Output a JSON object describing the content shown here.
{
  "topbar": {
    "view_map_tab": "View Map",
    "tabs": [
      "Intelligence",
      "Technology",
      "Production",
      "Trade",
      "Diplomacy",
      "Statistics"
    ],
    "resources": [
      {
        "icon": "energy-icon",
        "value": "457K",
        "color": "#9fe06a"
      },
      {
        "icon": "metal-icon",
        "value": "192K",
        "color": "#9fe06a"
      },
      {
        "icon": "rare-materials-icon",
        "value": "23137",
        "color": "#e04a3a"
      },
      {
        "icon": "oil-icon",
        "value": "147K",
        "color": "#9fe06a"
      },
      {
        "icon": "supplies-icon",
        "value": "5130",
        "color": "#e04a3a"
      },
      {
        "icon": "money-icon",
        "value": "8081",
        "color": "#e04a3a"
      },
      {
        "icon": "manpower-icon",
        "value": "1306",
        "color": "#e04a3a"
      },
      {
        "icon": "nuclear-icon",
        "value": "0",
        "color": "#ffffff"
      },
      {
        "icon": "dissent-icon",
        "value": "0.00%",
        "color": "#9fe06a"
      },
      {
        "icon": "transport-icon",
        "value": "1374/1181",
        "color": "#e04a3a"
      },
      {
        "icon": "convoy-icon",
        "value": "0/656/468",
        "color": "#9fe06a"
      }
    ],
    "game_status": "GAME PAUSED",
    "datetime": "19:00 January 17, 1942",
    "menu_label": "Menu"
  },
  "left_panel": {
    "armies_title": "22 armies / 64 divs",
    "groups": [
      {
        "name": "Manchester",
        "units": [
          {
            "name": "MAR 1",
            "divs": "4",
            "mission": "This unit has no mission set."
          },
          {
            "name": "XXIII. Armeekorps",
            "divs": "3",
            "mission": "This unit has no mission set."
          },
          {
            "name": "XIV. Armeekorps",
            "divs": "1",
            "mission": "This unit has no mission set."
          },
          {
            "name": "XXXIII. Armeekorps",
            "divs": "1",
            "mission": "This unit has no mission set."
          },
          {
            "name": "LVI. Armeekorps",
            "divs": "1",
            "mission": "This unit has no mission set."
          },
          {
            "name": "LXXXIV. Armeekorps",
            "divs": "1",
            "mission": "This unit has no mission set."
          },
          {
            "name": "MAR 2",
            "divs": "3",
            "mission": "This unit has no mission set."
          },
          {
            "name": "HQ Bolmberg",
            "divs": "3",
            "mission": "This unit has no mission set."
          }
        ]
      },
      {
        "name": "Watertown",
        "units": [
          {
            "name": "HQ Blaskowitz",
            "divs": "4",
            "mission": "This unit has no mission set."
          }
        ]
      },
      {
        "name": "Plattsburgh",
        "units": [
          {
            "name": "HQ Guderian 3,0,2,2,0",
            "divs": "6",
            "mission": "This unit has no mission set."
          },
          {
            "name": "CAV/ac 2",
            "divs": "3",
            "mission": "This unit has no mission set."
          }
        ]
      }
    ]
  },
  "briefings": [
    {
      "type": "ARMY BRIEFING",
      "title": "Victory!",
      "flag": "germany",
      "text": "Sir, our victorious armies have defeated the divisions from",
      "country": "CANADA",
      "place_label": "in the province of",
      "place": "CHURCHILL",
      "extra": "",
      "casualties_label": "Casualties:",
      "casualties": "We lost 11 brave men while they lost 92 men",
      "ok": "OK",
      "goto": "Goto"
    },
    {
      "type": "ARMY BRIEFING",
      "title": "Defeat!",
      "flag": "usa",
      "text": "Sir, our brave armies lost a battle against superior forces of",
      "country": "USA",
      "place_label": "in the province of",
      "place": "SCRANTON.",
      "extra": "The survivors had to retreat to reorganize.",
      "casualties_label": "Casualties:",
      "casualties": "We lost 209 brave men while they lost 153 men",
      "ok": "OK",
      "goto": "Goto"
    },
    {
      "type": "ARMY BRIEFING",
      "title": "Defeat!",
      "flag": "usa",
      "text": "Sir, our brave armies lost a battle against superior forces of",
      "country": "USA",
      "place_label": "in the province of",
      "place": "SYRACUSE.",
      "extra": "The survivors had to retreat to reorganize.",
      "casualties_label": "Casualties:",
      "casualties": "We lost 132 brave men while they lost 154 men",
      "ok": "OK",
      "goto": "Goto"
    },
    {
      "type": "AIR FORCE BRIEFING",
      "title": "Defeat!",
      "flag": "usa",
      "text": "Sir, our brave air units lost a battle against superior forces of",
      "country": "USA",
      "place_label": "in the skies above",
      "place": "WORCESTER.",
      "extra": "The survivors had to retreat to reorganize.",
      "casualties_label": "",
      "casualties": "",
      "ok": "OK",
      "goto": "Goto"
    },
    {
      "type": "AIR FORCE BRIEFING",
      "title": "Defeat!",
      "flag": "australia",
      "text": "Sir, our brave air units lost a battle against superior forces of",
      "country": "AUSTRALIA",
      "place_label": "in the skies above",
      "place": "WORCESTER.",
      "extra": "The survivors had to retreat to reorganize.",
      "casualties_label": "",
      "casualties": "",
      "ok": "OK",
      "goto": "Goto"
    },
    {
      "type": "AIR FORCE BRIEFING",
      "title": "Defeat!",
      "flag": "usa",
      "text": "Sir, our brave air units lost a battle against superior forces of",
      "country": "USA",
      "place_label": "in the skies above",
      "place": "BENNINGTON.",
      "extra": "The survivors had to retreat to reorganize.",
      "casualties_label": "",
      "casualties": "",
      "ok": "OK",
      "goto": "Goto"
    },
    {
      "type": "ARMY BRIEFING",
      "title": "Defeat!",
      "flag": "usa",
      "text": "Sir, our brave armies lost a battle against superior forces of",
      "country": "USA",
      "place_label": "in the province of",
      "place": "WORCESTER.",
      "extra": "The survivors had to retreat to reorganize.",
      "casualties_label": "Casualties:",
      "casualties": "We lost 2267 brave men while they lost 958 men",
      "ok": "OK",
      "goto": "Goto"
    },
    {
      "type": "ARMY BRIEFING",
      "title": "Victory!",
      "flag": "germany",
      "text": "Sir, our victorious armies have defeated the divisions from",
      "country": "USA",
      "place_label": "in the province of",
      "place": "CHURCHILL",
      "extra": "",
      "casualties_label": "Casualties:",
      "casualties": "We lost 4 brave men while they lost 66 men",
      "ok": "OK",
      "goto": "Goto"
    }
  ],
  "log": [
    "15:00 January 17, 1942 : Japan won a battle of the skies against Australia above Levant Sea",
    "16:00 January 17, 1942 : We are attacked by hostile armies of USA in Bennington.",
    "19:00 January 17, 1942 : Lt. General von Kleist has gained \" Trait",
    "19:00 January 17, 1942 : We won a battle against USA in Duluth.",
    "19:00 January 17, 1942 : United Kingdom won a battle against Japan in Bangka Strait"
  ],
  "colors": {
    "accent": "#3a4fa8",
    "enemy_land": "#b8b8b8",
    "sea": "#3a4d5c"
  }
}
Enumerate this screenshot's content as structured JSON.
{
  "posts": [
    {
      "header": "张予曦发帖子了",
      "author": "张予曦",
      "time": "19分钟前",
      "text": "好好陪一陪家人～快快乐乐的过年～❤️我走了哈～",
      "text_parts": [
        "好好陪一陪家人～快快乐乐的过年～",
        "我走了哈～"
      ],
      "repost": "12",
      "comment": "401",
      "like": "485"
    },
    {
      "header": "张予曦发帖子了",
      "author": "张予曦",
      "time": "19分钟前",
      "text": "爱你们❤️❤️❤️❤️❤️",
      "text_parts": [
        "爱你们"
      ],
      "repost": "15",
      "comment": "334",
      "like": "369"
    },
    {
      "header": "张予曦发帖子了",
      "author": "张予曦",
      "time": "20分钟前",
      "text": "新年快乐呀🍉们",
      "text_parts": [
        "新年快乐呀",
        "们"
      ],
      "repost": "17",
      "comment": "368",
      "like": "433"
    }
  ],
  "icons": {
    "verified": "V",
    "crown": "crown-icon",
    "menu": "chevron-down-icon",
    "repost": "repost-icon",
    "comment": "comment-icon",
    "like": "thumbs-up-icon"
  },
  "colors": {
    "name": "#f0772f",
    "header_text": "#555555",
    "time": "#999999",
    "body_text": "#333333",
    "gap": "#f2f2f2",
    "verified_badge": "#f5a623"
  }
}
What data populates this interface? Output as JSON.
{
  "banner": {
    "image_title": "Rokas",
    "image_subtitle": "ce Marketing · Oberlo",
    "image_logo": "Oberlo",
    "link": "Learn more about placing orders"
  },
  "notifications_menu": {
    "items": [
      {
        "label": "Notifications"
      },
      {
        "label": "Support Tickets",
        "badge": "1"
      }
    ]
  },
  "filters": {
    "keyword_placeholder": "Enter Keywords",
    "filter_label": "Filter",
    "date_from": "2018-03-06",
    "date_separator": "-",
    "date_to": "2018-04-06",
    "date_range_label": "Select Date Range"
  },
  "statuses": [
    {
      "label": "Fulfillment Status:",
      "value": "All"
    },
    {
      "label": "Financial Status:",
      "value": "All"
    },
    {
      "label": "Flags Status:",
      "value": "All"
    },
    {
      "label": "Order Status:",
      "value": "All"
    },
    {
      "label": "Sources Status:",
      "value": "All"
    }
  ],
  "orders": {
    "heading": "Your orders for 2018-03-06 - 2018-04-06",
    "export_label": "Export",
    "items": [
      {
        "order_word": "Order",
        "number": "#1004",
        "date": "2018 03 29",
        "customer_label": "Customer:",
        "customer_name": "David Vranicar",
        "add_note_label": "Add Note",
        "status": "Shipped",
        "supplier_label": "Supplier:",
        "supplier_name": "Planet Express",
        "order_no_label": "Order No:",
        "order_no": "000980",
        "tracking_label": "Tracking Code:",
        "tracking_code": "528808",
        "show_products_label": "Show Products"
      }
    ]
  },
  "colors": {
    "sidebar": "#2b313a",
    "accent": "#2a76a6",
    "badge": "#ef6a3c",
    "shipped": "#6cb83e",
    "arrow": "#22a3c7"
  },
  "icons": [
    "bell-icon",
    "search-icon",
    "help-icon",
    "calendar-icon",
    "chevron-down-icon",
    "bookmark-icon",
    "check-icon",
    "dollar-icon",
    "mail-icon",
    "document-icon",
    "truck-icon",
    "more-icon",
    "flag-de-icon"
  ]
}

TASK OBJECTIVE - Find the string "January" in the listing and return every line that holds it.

REPLY TO THE EXERCISE -
    "datetime": "19:00 January 17, 1942",
    "15:00 January 17, 1942 : Japan won a battle of the skies against Australia above Levant Sea",
    "16:00 January 17, 1942 : We are attacked by hostile armies of USA in Bennington.",
    "19:00 January 17, 1942 : Lt. General von Kleist has gained \" Trait",
    "19:00 January 17, 1942 : We won a battle against USA in Duluth.",
    "19:00 January 17, 1942 : United Kingdom won a battle against Japan in Bangka Strait"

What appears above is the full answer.